Protect Yourself and Your Family

Estate planning is a comprehensive and proactive approach to managing your assets and ensuring that your wishes are honored when you’re no longer able to manage your affairs or after your passing. It involves creating a strategic roadmap for the distribution of your assets, wealth, and personal belongings. Here’s an in-depth look at what estate planning entails:

  • Asset Management: Estate planning involves a careful inventory and assessment of all your assets, which can include property, investments, savings, insurance policies, and personal possessions.
  • Will and Testament: One of the foundational components of estate planning is drafting a will. This legal document outlines how you want your assets distributed upon your death. You can designate beneficiaries, specify bequests, and even name guardians for minor children, if applicable.
  • Trusts: Depending on your financial situation and goals, you may establish trusts to hold and manage assets for specific purposes or beneficiaries. Trusts can help you minimize estate taxes, protect assets, and ensure a smooth transfer of wealth.
  • Power of Attorney: Estate planning includes designating individuals who will make financial or healthcare decisions on your behalf if you become incapacitated. These individuals are appointed through powers of attorney.
  • Healthcare Directives: You can express your medical wishes in advance through documents like living wills and healthcare proxies. These directives guide medical professionals and loved ones in making decisions about your care if you’re unable to do so.
  • Beneficiary Designations: Estate planning also involves reviewing and updating beneficiary designations on accounts like life insurance policies, retirement accounts, and investments to ensure they align with your overall plan.
  • Minimizing Taxes: Part of estate planning is considering strategies to minimize estate and inheritance taxes, potentially preserving more of your assets for your chosen beneficiaries.
  • Legacy and Charitable Giving: Many individuals use estate planning to leave a lasting legacy through charitable donations and philanthropic endeavors. Charitable trusts and foundations can facilitate these goals.
  • Guardianship: If you have minor children, estate planning includes designating guardians who will care for them in the event of your untimely passing.
  • Regular Updates: Estate planning isn’t a one-and-done process. It should be reviewed and updated regularly to reflect changes in your life, such as marriage, divorce, the birth of children, or significant financial shifts.

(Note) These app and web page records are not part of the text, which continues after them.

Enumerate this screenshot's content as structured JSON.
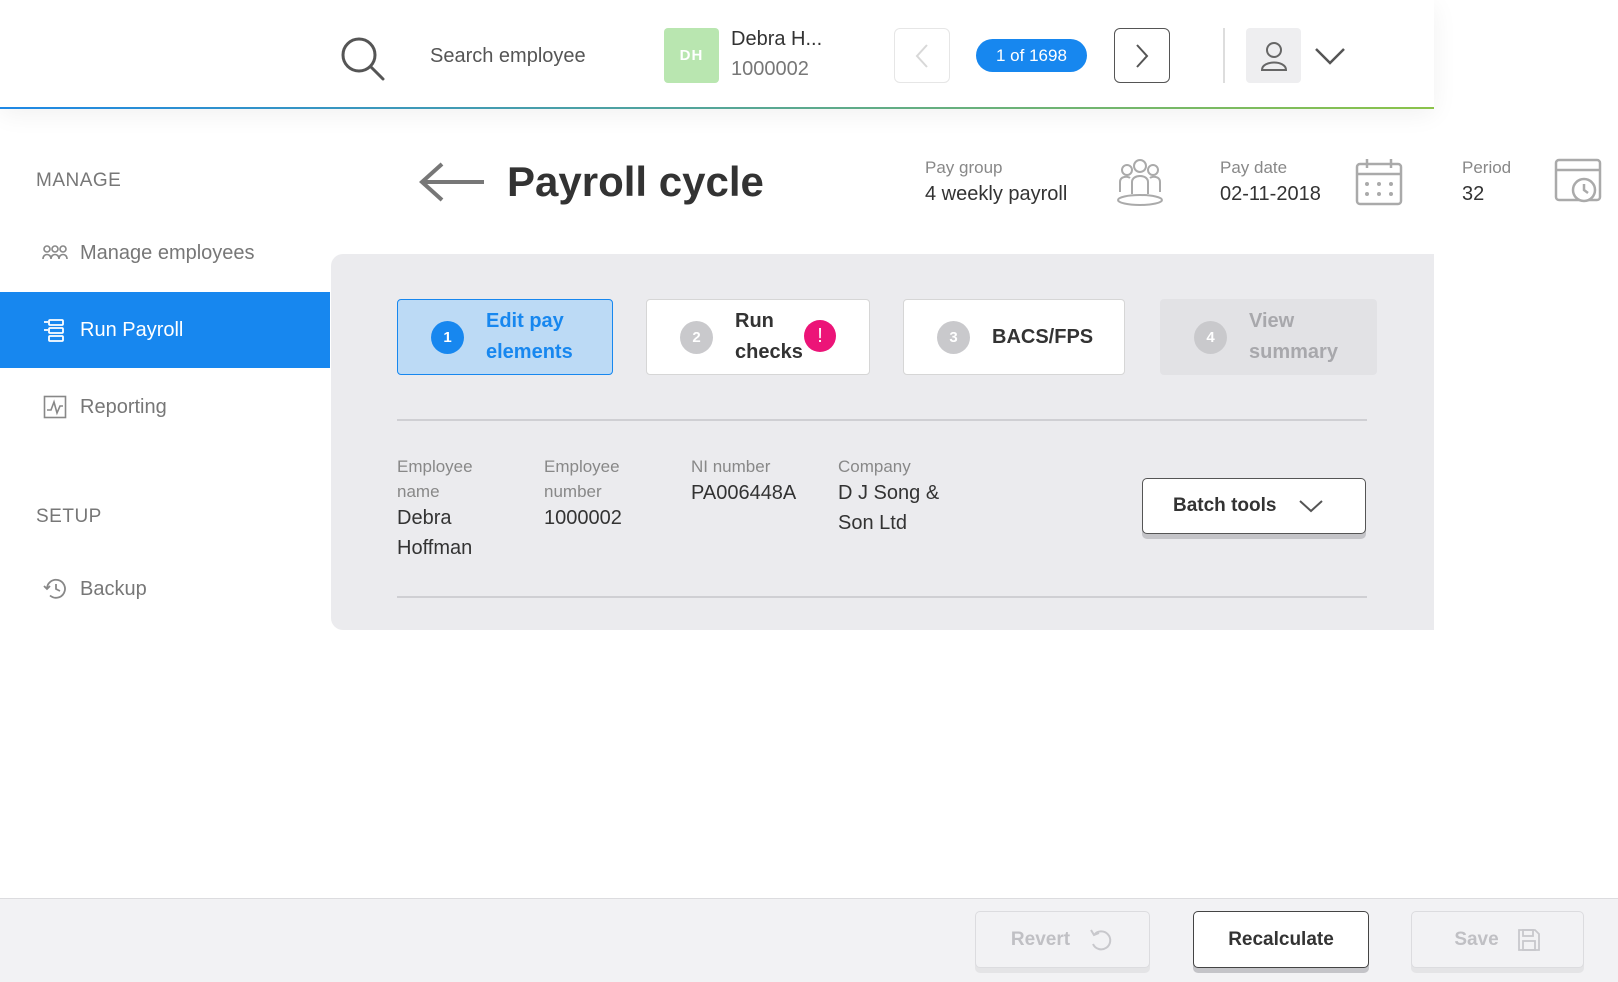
{
  "topbar": {
    "search_placeholder": "Search employee",
    "employee": {
      "initials": "DH",
      "name": "Debra H...",
      "number": "1000002"
    },
    "counter": "1 of 1698"
  },
  "sidebar": {
    "manage_heading": "MANAGE",
    "setup_heading": "SETUP",
    "items": [
      {
        "label": "Manage employees",
        "icon": "people-icon"
      },
      {
        "label": "Run Payroll",
        "icon": "payroll-icon",
        "active": true
      },
      {
        "label": "Reporting",
        "icon": "chart-icon"
      },
      {
        "label": "Backup",
        "icon": "history-icon"
      }
    ]
  },
  "header": {
    "title": "Payroll cycle",
    "pay_group_label": "Pay group",
    "pay_group_value": "4 weekly payroll",
    "pay_date_label": "Pay date",
    "pay_date_value": "02-11-2018",
    "period_label": "Period",
    "period_value": "32"
  },
  "steps": [
    {
      "num": "1",
      "line1": "Edit pay",
      "line2": "elements",
      "state": "current"
    },
    {
      "num": "2",
      "line1": "Run",
      "line2": "checks",
      "state": "alert",
      "alert": "!"
    },
    {
      "num": "3",
      "line1": "BACS/FPS",
      "line2": "",
      "state": "normal"
    },
    {
      "num": "4",
      "line1": "View",
      "line2": "summary",
      "state": "disabled"
    }
  ],
  "employee_details": {
    "name_label_1": "Employee",
    "name_label_2": "name",
    "name_value_1": "Debra",
    "name_value_2": "Hoffman",
    "number_label_1": "Employee",
    "number_label_2": "number",
    "number_value": "1000002",
    "ni_label": "NI number",
    "ni_value": "PA006448A",
    "company_label": "Company",
    "company_value_1": "D J Song &",
    "company_value_2": "Son Ltd"
  },
  "batch_tools_label": "Batch tools",
  "footer": {
    "revert_label": "Revert",
    "recalculate_label": "Recalculate",
    "save_label": "Save"
  },
  "colors": {
    "accent": "#1787ef",
    "alert": "#ec1478",
    "avatar": "#b9e6b0"
  }
}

Effective estate planning offers peace of mind, ensuring that your assets are distributed as you intend, while also minimizing potential conflicts and tax liabilities for your loved ones.

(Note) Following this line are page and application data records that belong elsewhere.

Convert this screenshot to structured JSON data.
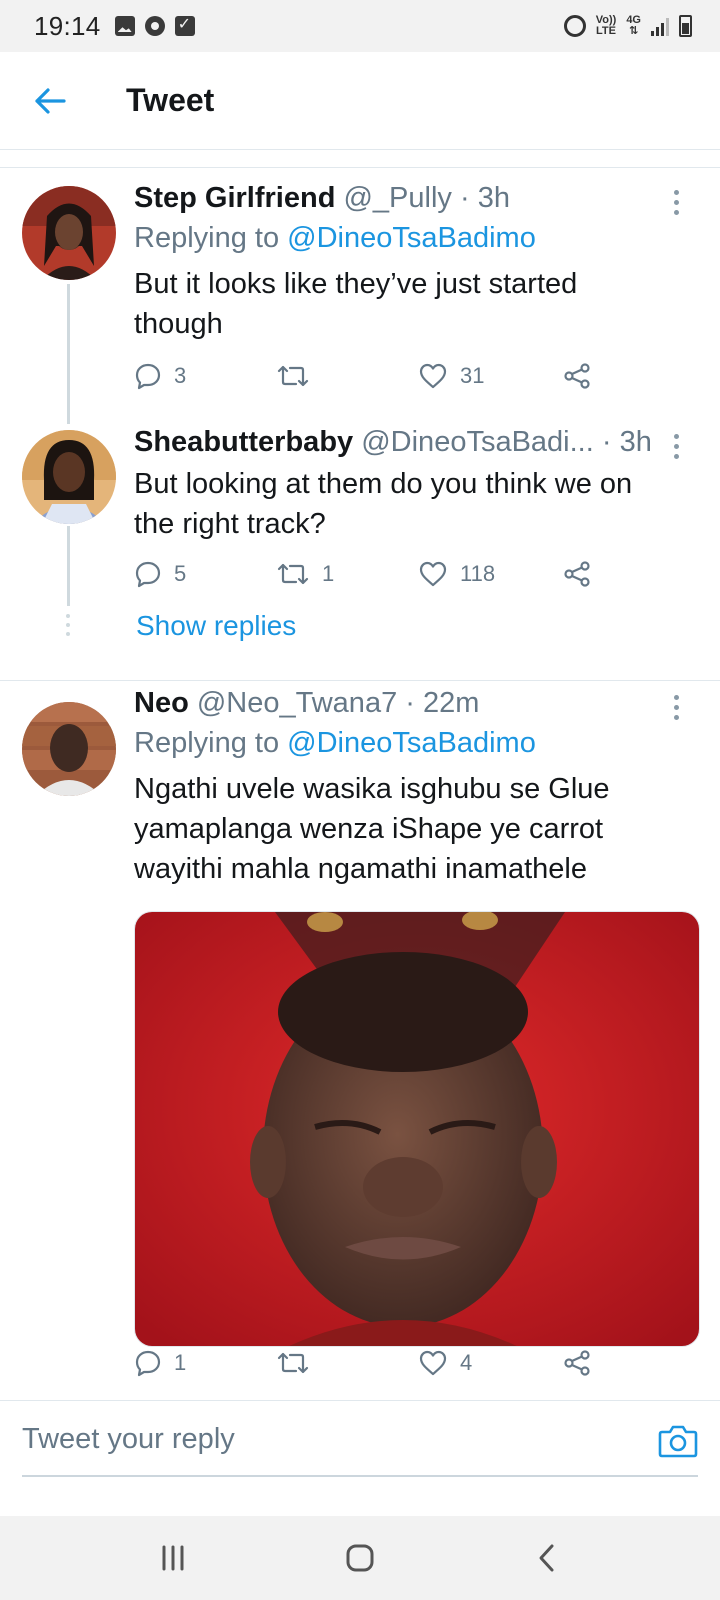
{
  "status_bar": {
    "time": "19:14",
    "volte": "Vo))",
    "lte": "LTE",
    "network": "4G",
    "icons": [
      "image-icon",
      "gear-icon",
      "checkbox-icon",
      "alarm-icon",
      "signal-icon",
      "battery-icon"
    ]
  },
  "header": {
    "title": "Tweet",
    "back_icon": "arrow-left-icon"
  },
  "colors": {
    "accent": "#1b95e0",
    "text_primary": "#14171a",
    "text_secondary": "#657786",
    "divider": "#e1e8ed"
  },
  "tweets": [
    {
      "name": "Step Girlfriend",
      "handle": "@_Pully",
      "time": "· 3h",
      "reply_prefix": "Replying to",
      "reply_to": "@DineoTsaBadimo",
      "text": "But it looks like they’ve just started though",
      "replies": "3",
      "retweets": "",
      "likes": "31"
    },
    {
      "name": "Sheabutterbaby",
      "handle": "@DineoTsaBadi...",
      "time": "· 3h",
      "text": "But looking at them do you think we on the right track?",
      "replies": "5",
      "retweets": "1",
      "likes": "118"
    },
    {
      "name": "Neo",
      "handle": "@Neo_Twana7",
      "time": "· 22m",
      "reply_prefix": "Replying to",
      "reply_to": "@DineoTsaBadimo",
      "text": "Ngathi uvele wasika isghubu se Glue yamaplanga  wenza iShape ye carrot wayithi mahla ngamathi inamathele",
      "replies": "1",
      "retweets": "",
      "likes": "4"
    }
  ],
  "show_replies": "Show replies",
  "reply_bar": {
    "placeholder": "Tweet your reply",
    "camera_icon": "camera-icon"
  },
  "nav_bar": {
    "icons": [
      "recents-icon",
      "home-icon",
      "back-icon"
    ]
  }
}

To embark on your estate planning journey, please consult Erika who specializes in estate law.